**Work required**
Copy out the data in full, keeping each line exactly as it reads.

[Dataset rows for apps and sites]
== Segment start ==
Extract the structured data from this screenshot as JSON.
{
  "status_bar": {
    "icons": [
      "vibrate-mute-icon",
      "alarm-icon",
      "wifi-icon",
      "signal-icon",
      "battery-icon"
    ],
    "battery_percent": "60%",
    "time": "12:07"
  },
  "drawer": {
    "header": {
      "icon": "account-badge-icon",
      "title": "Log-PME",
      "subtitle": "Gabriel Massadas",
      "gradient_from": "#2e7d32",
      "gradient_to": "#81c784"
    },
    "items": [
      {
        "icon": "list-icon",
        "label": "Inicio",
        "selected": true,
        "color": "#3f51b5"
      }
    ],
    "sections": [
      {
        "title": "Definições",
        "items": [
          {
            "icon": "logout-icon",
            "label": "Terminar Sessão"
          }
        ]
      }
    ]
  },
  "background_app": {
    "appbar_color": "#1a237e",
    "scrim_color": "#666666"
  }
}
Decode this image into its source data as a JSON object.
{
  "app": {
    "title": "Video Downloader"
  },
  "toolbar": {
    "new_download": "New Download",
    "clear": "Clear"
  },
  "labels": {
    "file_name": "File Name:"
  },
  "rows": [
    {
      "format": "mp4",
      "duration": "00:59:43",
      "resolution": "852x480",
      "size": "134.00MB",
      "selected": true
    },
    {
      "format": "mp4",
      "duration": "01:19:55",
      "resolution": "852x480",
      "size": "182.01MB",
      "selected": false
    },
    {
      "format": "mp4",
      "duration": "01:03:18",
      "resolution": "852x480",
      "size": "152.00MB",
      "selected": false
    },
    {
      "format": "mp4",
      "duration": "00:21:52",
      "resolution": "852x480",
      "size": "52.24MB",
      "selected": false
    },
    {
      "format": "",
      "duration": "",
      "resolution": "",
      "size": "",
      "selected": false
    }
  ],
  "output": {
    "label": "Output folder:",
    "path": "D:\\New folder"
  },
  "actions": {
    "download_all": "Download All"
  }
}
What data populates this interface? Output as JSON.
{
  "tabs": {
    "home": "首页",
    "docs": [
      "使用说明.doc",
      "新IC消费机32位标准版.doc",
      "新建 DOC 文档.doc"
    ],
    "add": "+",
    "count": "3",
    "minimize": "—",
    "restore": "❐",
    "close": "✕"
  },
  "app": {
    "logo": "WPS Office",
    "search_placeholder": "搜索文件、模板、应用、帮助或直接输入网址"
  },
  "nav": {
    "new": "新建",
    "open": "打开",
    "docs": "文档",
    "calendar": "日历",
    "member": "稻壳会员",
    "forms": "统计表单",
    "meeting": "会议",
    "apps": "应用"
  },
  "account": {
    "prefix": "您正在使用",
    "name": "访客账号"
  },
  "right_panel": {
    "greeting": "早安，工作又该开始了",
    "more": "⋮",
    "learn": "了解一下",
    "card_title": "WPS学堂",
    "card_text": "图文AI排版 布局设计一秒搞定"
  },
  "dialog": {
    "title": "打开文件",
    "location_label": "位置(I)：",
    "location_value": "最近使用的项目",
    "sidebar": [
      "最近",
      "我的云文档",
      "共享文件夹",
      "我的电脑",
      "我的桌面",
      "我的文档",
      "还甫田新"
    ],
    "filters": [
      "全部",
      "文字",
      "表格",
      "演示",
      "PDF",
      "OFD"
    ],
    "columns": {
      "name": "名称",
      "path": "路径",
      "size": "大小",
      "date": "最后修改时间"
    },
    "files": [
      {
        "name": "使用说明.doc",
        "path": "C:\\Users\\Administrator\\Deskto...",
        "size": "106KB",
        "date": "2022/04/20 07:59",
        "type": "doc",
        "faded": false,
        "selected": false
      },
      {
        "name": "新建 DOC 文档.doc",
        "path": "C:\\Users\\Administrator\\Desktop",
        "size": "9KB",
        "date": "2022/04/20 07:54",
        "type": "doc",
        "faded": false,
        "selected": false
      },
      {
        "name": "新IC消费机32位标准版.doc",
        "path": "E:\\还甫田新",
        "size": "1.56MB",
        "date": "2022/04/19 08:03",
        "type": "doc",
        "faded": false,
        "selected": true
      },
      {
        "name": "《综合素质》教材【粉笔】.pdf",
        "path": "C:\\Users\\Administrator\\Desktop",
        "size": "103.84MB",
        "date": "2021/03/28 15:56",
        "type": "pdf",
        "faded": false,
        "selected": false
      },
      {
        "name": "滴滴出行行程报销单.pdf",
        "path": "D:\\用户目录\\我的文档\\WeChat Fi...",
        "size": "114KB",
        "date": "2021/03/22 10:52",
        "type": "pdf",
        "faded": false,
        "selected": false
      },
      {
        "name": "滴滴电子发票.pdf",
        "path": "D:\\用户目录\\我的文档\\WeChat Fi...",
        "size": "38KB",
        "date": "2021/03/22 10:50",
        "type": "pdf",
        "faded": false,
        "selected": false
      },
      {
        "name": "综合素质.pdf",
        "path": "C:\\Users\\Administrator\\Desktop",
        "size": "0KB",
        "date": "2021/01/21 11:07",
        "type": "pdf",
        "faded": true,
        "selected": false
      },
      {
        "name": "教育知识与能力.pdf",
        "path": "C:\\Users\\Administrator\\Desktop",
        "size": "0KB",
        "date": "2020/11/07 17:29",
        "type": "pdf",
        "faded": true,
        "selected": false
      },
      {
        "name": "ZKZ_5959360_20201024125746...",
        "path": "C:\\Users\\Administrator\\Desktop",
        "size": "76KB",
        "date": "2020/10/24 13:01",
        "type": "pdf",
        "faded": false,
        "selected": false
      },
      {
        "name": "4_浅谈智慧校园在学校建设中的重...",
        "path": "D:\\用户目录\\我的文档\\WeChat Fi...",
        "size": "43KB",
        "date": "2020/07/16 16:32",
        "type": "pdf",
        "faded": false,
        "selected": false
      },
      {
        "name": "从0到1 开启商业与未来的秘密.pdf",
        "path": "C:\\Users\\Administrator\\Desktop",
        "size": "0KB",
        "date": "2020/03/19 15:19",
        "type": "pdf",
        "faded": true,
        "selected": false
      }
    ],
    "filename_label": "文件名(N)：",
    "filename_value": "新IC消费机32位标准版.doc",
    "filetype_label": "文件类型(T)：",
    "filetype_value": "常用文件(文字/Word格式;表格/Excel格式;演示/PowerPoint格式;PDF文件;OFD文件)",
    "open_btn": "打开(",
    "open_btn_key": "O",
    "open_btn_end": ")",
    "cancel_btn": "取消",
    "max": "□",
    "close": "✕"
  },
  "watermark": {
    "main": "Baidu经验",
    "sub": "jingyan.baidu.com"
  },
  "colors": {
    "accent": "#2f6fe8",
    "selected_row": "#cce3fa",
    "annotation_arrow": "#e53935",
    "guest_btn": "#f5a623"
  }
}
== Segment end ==
**Finished task**
Extract the structured data from this screenshot as JSON.
{
  "status_bar": {
    "icons": [
      "vibrate-mute-icon",
      "alarm-icon",
      "wifi-icon",
      "signal-icon",
      "battery-icon"
    ],
    "battery_percent": "60%",
    "time": "12:07"
  },
  "drawer": {
    "header": {
      "icon": "account-badge-icon",
      "title": "Log-PME",
      "subtitle": "Gabriel Massadas",
      "gradient_from": "#2e7d32",
      "gradient_to": "#81c784"
    },
    "items": [
      {
        "icon": "list-icon",
        "label": "Inicio",
        "selected": true,
        "color": "#3f51b5"
      }
    ],
    "sections": [
      {
        "title": "Definições",
        "items": [
          {
            "icon": "logout-icon",
            "label": "Terminar Sessão"
          }
        ]
      }
    ]
  },
  "background_app": {
    "appbar_color": "#1a237e",
    "scrim_color": "#666666"
  }
}
Decode this image into its source data as a JSON object.
{
  "app": {
    "title": "Video Downloader"
  },
  "toolbar": {
    "new_download": "New Download",
    "clear": "Clear"
  },
  "labels": {
    "file_name": "File Name:"
  },
  "rows": [
    {
      "format": "mp4",
      "duration": "00:59:43",
      "resolution": "852x480",
      "size": "134.00MB",
      "selected": true
    },
    {
      "format": "mp4",
      "duration": "01:19:55",
      "resolution": "852x480",
      "size": "182.01MB",
      "selected": false
    },
    {
      "format": "mp4",
      "duration": "01:03:18",
      "resolution": "852x480",
      "size": "152.00MB",
      "selected": false
    },
    {
      "format": "mp4",
      "duration": "00:21:52",
      "resolution": "852x480",
      "size": "52.24MB",
      "selected": false
    },
    {
      "format": "",
      "duration": "",
      "resolution": "",
      "size": "",
      "selected": false
    }
  ],
  "output": {
    "label": "Output folder:",
    "path": "D:\\New folder"
  },
  "actions": {
    "download_all": "Download All"
  }
}
What data populates this interface? Output as JSON.
{
  "tabs": {
    "home": "首页",
    "docs": [
      "使用说明.doc",
      "新IC消费机32位标准版.doc",
      "新建 DOC 文档.doc"
    ],
    "add": "+",
    "count": "3",
    "minimize": "—",
    "restore": "❐",
    "close": "✕"
  },
  "app": {
    "logo": "WPS Office",
    "search_placeholder": "搜索文件、模板、应用、帮助或直接输入网址"
  },
  "nav": {
    "new": "新建",
    "open": "打开",
    "docs": "文档",
    "calendar": "日历",
    "member": "稻壳会员",
    "forms": "统计表单",
    "meeting": "会议",
    "apps": "应用"
  },
  "account": {
    "prefix": "您正在使用",
    "name": "访客账号"
  },
  "right_panel": {
    "greeting": "早安，工作又该开始了",
    "more": "⋮",
    "learn": "了解一下",
    "card_title": "WPS学堂",
    "card_text": "图文AI排版 布局设计一秒搞定"
  },
  "dialog": {
    "title": "打开文件",
    "location_label": "位置(I)：",
    "location_value": "最近使用的项目",
    "sidebar": [
      "最近",
      "我的云文档",
      "共享文件夹",
      "我的电脑",
      "我的桌面",
      "我的文档",
      "还甫田新"
    ],
    "filters": [
      "全部",
      "文字",
      "表格",
      "演示",
      "PDF",
      "OFD"
    ],
    "columns": {
      "name": "名称",
      "path": "路径",
      "size": "大小",
      "date": "最后修改时间"
    },
    "files": [
      {
        "name": "使用说明.doc",
        "path": "C:\\Users\\Administrator\\Deskto...",
        "size": "106KB",
        "date": "2022/04/20 07:59",
        "type": "doc",
        "faded": false,
        "selected": false
      },
      {
        "name": "新建 DOC 文档.doc",
        "path": "C:\\Users\\Administrator\\Desktop",
        "size": "9KB",
        "date": "2022/04/20 07:54",
        "type": "doc",
        "faded": false,
        "selected": false
      },
      {
        "name": "新IC消费机32位标准版.doc",
        "path": "E:\\还甫田新",
        "size": "1.56MB",
        "date": "2022/04/19 08:03",
        "type": "doc",
        "faded": false,
        "selected": true
      },
      {
        "name": "《综合素质》教材【粉笔】.pdf",
        "path": "C:\\Users\\Administrator\\Desktop",
        "size": "103.84MB",
        "date": "2021/03/28 15:56",
        "type": "pdf",
        "faded": false,
        "selected": false
      },
      {
        "name": "滴滴出行行程报销单.pdf",
        "path": "D:\\用户目录\\我的文档\\WeChat Fi...",
        "size": "114KB",
        "date": "2021/03/22 10:52",
        "type": "pdf",
        "faded": false,
        "selected": false
      },
      {
        "name": "滴滴电子发票.pdf",
        "path": "D:\\用户目录\\我的文档\\WeChat Fi...",
        "size": "38KB",
        "date": "2021/03/22 10:50",
        "type": "pdf",
        "faded": false,
        "selected": false
      },
      {
        "name": "综合素质.pdf",
        "path": "C:\\Users\\Administrator\\Desktop",
        "size": "0KB",
        "date": "2021/01/21 11:07",
        "type": "pdf",
        "faded": true,
        "selected": false
      },
      {
        "name": "教育知识与能力.pdf",
        "path": "C:\\Users\\Administrator\\Desktop",
        "size": "0KB",
        "date": "2020/11/07 17:29",
        "type": "pdf",
        "faded": true,
        "selected": false
      },
      {
        "name": "ZKZ_5959360_20201024125746...",
        "path": "C:\\Users\\Administrator\\Desktop",
        "size": "76KB",
        "date": "2020/10/24 13:01",
        "type": "pdf",
        "faded": false,
        "selected": false
      },
      {
        "name": "4_浅谈智慧校园在学校建设中的重...",
        "path": "D:\\用户目录\\我的文档\\WeChat Fi...",
        "size": "43KB",
        "date": "2020/07/16 16:32",
        "type": "pdf",
        "faded": false,
        "selected": false
      },
      {
        "name": "从0到1 开启商业与未来的秘密.pdf",
        "path": "C:\\Users\\Administrator\\Desktop",
        "size": "0KB",
        "date": "2020/03/19 15:19",
        "type": "pdf",
        "faded": true,
        "selected": false
      }
    ],
    "filename_label": "文件名(N)：",
    "filename_value": "新IC消费机32位标准版.doc",
    "filetype_label": "文件类型(T)：",
    "filetype_value": "常用文件(文字/Word格式;表格/Excel格式;演示/PowerPoint格式;PDF文件;OFD文件)",
    "open_btn": "打开(",
    "open_btn_key": "O",
    "open_btn_end": ")",
    "cancel_btn": "取消",
    "max": "□",
    "close": "✕"
  },
  "watermark": {
    "main": "Baidu经验",
    "sub": "jingyan.baidu.com"
  },
  "colors": {
    "accent": "#2f6fe8",
    "selected_row": "#cce3fa",
    "annotation_arrow": "#e53935",
    "guest_btn": "#f5a623"
  }
}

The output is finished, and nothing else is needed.